**SUPPLIED RECORDS**
◇ ◇ ◇ ◇ ◇

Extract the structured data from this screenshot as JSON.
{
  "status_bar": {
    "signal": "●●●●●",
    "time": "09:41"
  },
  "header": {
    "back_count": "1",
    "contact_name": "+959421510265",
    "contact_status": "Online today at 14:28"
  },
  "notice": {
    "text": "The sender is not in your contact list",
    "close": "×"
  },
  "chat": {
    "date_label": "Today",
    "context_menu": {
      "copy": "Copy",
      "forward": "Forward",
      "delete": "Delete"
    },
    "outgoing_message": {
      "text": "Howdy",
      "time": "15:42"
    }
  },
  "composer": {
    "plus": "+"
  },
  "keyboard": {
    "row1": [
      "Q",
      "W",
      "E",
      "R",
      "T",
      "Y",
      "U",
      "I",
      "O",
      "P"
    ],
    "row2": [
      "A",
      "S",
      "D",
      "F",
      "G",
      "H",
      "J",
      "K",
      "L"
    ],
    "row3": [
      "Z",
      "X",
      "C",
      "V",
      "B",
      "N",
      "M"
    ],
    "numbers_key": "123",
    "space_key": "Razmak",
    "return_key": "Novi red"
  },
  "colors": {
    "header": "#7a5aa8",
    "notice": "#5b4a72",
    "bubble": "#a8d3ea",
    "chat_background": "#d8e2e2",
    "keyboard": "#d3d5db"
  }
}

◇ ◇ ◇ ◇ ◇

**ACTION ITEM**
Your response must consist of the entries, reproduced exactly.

**TASK RESPONSE**
Extract the structured data from this screenshot as JSON.
{
  "status_bar": {
    "signal": "●●●●●",
    "time": "09:41"
  },
  "header": {
    "back_count": "1",
    "contact_name": "+959421510265",
    "contact_status": "Online today at 14:28"
  },
  "notice": {
    "text": "The sender is not in your contact list",
    "close": "×"
  },
  "chat": {
    "date_label": "Today",
    "context_menu": {
      "copy": "Copy",
      "forward": "Forward",
      "delete": "Delete"
    },
    "outgoing_message": {
      "text": "Howdy",
      "time": "15:42"
    }
  },
  "composer": {
    "plus": "+"
  },
  "keyboard": {
    "row1": [
      "Q",
      "W",
      "E",
      "R",
      "T",
      "Y",
      "U",
      "I",
      "O",
      "P"
    ],
    "row2": [
      "A",
      "S",
      "D",
      "F",
      "G",
      "H",
      "J",
      "K",
      "L"
    ],
    "row3": [
      "Z",
      "X",
      "C",
      "V",
      "B",
      "N",
      "M"
    ],
    "numbers_key": "123",
    "space_key": "Razmak",
    "return_key": "Novi red"
  },
  "colors": {
    "header": "#7a5aa8",
    "notice": "#5b4a72",
    "bubble": "#a8d3ea",
    "chat_background": "#d8e2e2",
    "keyboard": "#d3d5db"
  }
}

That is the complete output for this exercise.